Another ritual that lifts up a moment in time to make it holy is when we recite the Shehecheyanu – the blessing we recite the first time you do something, giving thanks for being able to reach that moment in time and marking the moment as full of joy.
Each summer, each of us at camp has the opportunity to do something new, to accomplish something for the very first time, to say the Shehecheyanu. It may be the first time you see the beauty of a shooting star in the dark night sky or the first time you gather the courage to climb the tower or ride the zip line. There will be the first time the sky opens up and rain begins to fall and you’re stuck, laughing and soaking wet, inside a building when the lights go off. There will be your first letter from home, your first cold shower in the bunk after the hot water has been used up, the first firefly that lands on your arm during an evening program.
And because you’re at camp, these moments, good or bad, will help shape you. You will learn and you will grow, and you will become the best version of yourself.
And, because at camp we celebrate that Judaism has the power to lift up these moments and make them holy, you will experience these as Shehecheyanu moments. Moments where you lose your breath because each second just feels so full of meaning, and so important, and so incredibly special.
For me, this has certainly been a summer of firsts. The first week of camp alone was filled with firsts: My first opening day as the new director of camp, my first opportunity to address camp at our opening pep rally, and my first time almost being kidnapped (don’t worry, that was just one of our evening programs!)
There are a few firsts for me this summer, however, that hold special meaning. I have the honor of being named the first female director of URJ Camp Harlam. To be a woman empowered to lead such an incredible organization, with a storied history, many generations of stakeholders, and so many opportunities and complexities, humbles me and makes me incredibly proud.

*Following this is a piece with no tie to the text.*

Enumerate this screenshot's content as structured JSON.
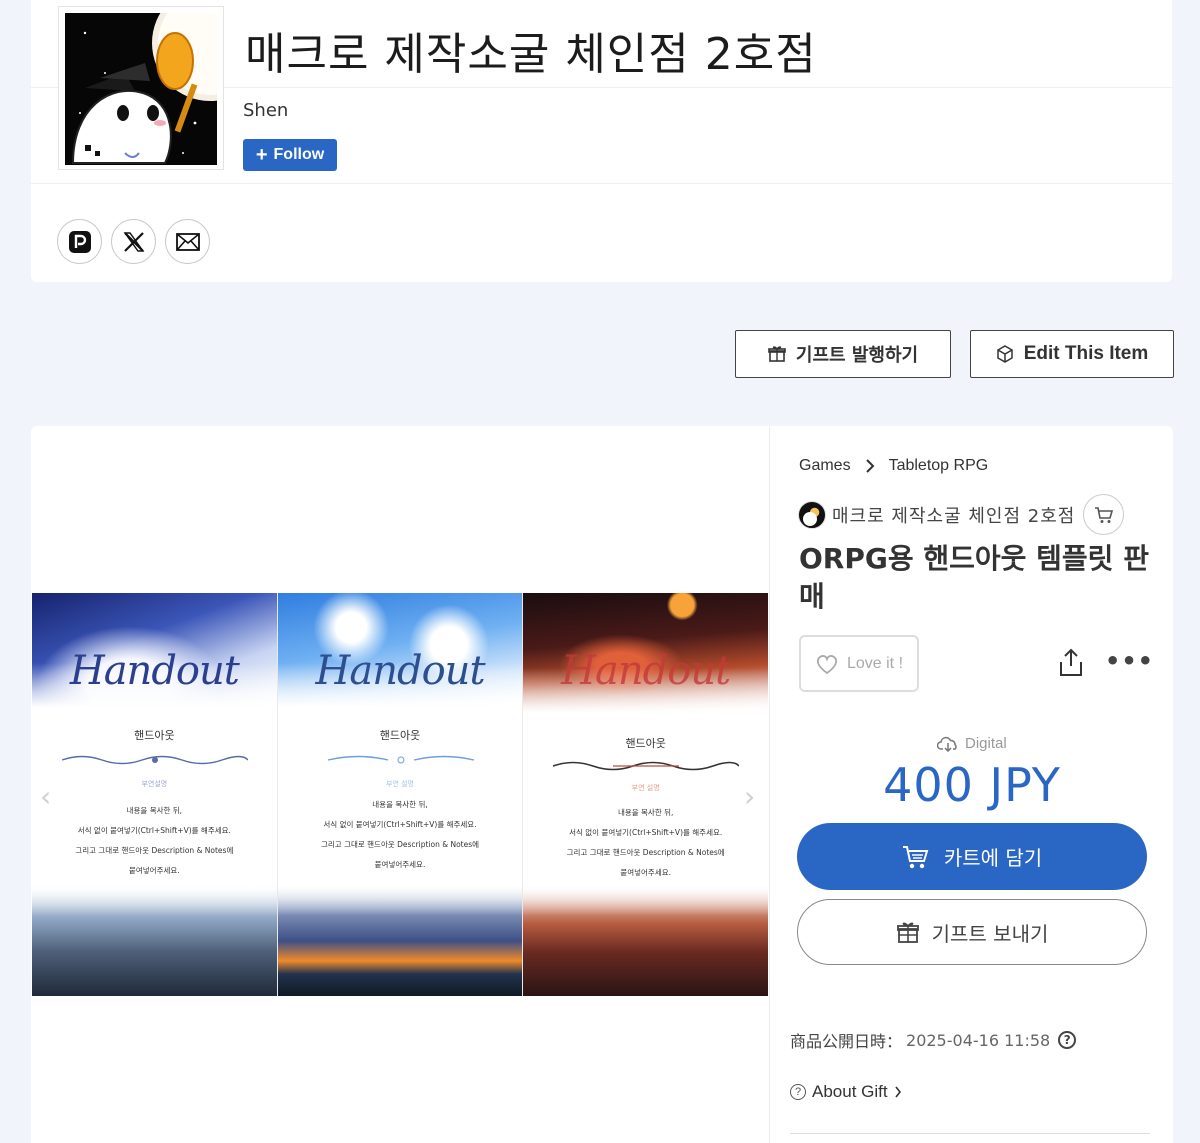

At the beginning of the summer, I was surprised by female leadership team members who had created a Jewish ritual to celebrate this first - all while wearing shirts that said "The future is female." To hear from these incredible women that I serve as a female role model, and to sing Shehecheyanu with our arms around one another, validated all the effort I have put in, all of the long hours away from my own family. It reminded me of how lucky I am to work with such incredibly strong young women. I told them: It is the present that is female, and this moment in Camp Harlam’s history would not have been possible without so many strong women and allies who have been the first to do great things.
I’m also the first alumni to become the director of Camp Harlam, and it is remarkable to me that I have the privilege to follow in the footsteps of the directors who came before me. I recall my own first summer as a camper and my own first Shabbat, first friendship, first kiss, and so many other firsts that led me here.
I recall being a cabin counselor 20 years ago, being overwhelmed during those first few days learning how to connect with kids, how to be a confident leader, and being stretched by the challenges presented here. And I recall the thrill of returning to camp as a professional staff member 15 years later, feeling so incredibly supported and inspired.
I want this summer to be filled with firsts, those Shehecheyanu moments, for every camper. I tell them: Collect these moments. Seek them out. Take advantage of the open and safe world constructed at camp so you can push yourself to try something new. Reach out to new people. Take risks you might not have imagined yourself taking. Hold someone’s hand as you walk down the hill for the first time. Dance in circles while you sing a new song at the top of your lungs. Look up to find that first falling star.
Here, these moments are holy. Here, these moments are elevated. Here, firsts will be forever imprinted on your memory, and on your heart – and they will undoubtedly help to create the best version of you.